Netflix has completed its move to the public cloud, having shut down its last in-house data center and moved all its back-office services to the Amazon Web Services (AWS) public cloud.
The move, announced in the summer of 2015, happened because Netflix believes that the public cloud is more reliable and cost-effective than its own in-house data centers were, and running those data centers was never a core part of its business. The streaming media company does, however, continue to run its own content delivery network (CDN), consisting of low-latency equipment installed in edge locations close to its customers.
“We are happy to report that in early January, 2016, after seven years of diligent effort, we have finally completed our cloud migration and shut down the last remaining data center bits used by our streaming service!” according to a blog post by Yuri Izrailevsky, vice president of cloud and platform engineering at Netflix.
The move to the cloud actually dates back to the days when the company still majored on DVD rental instead of streaming media, says Yuri Izrailevsky: ”Our journey to the cloud at Netflix began in August of 2008, when we experienced a major database corruption and for three days could not ship DVDs to our members. That is when we realized that we had to move away from vertically scaled single points of failure, like relational databases in our datacenter, towards highly reliable, horizontally scalable, distributed systems in the cloud.”

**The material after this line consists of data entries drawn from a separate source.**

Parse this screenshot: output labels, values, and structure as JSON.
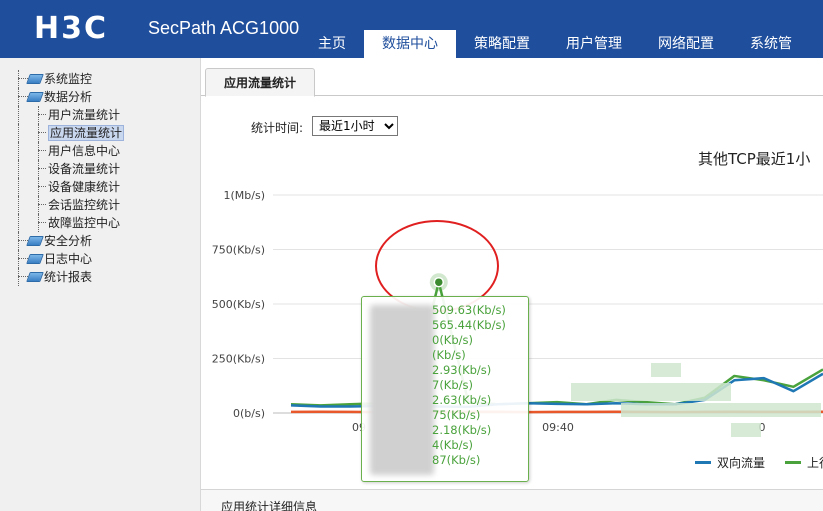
{
  "header": {
    "logo": "H3C",
    "product": "SecPath ACG1000",
    "nav": [
      "主页",
      "数据中心",
      "策略配置",
      "用户管理",
      "网络配置",
      "系统管"
    ],
    "active_index": 1
  },
  "sidebar": {
    "items": [
      {
        "label": "系统监控",
        "level": 1
      },
      {
        "label": "数据分析",
        "level": 1
      },
      {
        "label": "用户流量统计",
        "level": 2
      },
      {
        "label": "应用流量统计",
        "level": 2,
        "selected": true
      },
      {
        "label": "用户信息中心",
        "level": 2
      },
      {
        "label": "设备流量统计",
        "level": 2
      },
      {
        "label": "设备健康统计",
        "level": 2
      },
      {
        "label": "会话监控统计",
        "level": 2
      },
      {
        "label": "故障监控中心",
        "level": 2
      },
      {
        "label": "安全分析",
        "level": 1
      },
      {
        "label": "日志中心",
        "level": 1
      },
      {
        "label": "统计报表",
        "level": 1
      }
    ]
  },
  "main": {
    "tab": "应用流量统计",
    "time_label": "统计时间:",
    "time_select": "最近1小时",
    "bottom_title": "应用统计详细信息"
  },
  "tooltip": {
    "lines": [
      "509.63(Kb/s)",
      "565.44(Kb/s)",
      "0(Kb/s)",
      "(Kb/s)",
      "2.93(Kb/s)",
      "7(Kb/s)",
      "2.63(Kb/s)",
      "75(Kb/s)",
      "2.18(Kb/s)",
      "4(Kb/s)",
      "87(Kb/s)"
    ]
  },
  "chart_data": {
    "type": "line",
    "title": "其他TCP最近1小",
    "y_ticks": [
      "1(Mb/s)",
      "750(Kb/s)",
      "500(Kb/s)",
      "250(Kb/s)",
      "0(b/s)"
    ],
    "y_values": [
      1000,
      750,
      500,
      250,
      0
    ],
    "x_ticks": [
      "09",
      "09:40",
      "0"
    ],
    "ylim": [
      0,
      1000
    ],
    "series": [
      {
        "name": "双向流量",
        "color": "#1f77b4",
        "values": [
          35,
          30,
          30,
          32,
          35,
          30,
          28,
          40,
          45,
          42,
          40,
          45,
          40,
          40,
          60,
          150,
          160,
          100,
          180
        ]
      },
      {
        "name": "上行",
        "color": "#4aa23c",
        "values": [
          40,
          35,
          40,
          45,
          50,
          600,
          50,
          40,
          45,
          50,
          40,
          60,
          50,
          40,
          70,
          170,
          150,
          120,
          200
        ]
      },
      {
        "values": [
          5,
          6,
          5,
          4,
          6,
          5,
          5,
          6,
          4,
          5,
          5,
          6,
          5,
          4,
          5,
          6,
          5,
          5,
          6
        ],
        "color": "#e8582a"
      }
    ],
    "highlight_value": 600,
    "legend_position": "bottom-right"
  }
}
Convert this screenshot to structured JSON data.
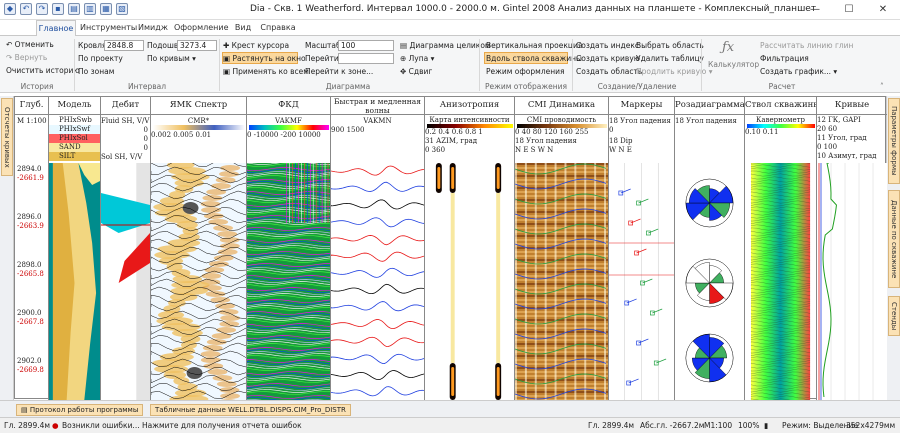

Netflix chose to use AWS, and had migrated the majority of its systems including customer-facing services before 2015, says Izrailevsky. In the last year, it has moved its billing infrastructure, and databases for customer and employee information.
Thanks to the cloud, Izrailevsky says Netflix has eight times as many streaming members as it did in 2008, with viewing up by three orders of magnitude. ”Supporting such rapid growth would have been extremely difficult out of our own data centers,” says Izrailevsky; ”we simply could not have racked the servers fast enough. Elasticity of the cloud allows us to add thousands of virtual servers and petabytes of storage within minutes, making such an expansion possible.”
Netflix has expanded to 130 new countries this year, and become a global Internet TV producer and distributor, using Amazon’s AWS regions.
Overall, the main reason for moving to the cloud was not cost reduction, the blog post says, but the move has provided a great improvement in reliability. And it has incidentally given a massive reduction in the cost per stream of video.
Don’t forget the CDN
Netflix still has its own hardware of course. Video is delivered through Netflix Open Connect, a content delivery network (CDN), which places the company’s own design of appliance in ISPs round the world close to customers.
The hardware consists of commodity components assembled in custom cases. Partners include HGST, LSI and Micron for storage, and Chelsio for network assistance.
The system uses open source software, including the FreeBSD version 10 operating system, the Nginx web server, and the Bird Internet routing daemon. Audio and video components for each streaming title are served directly to the customer client software via HTTP.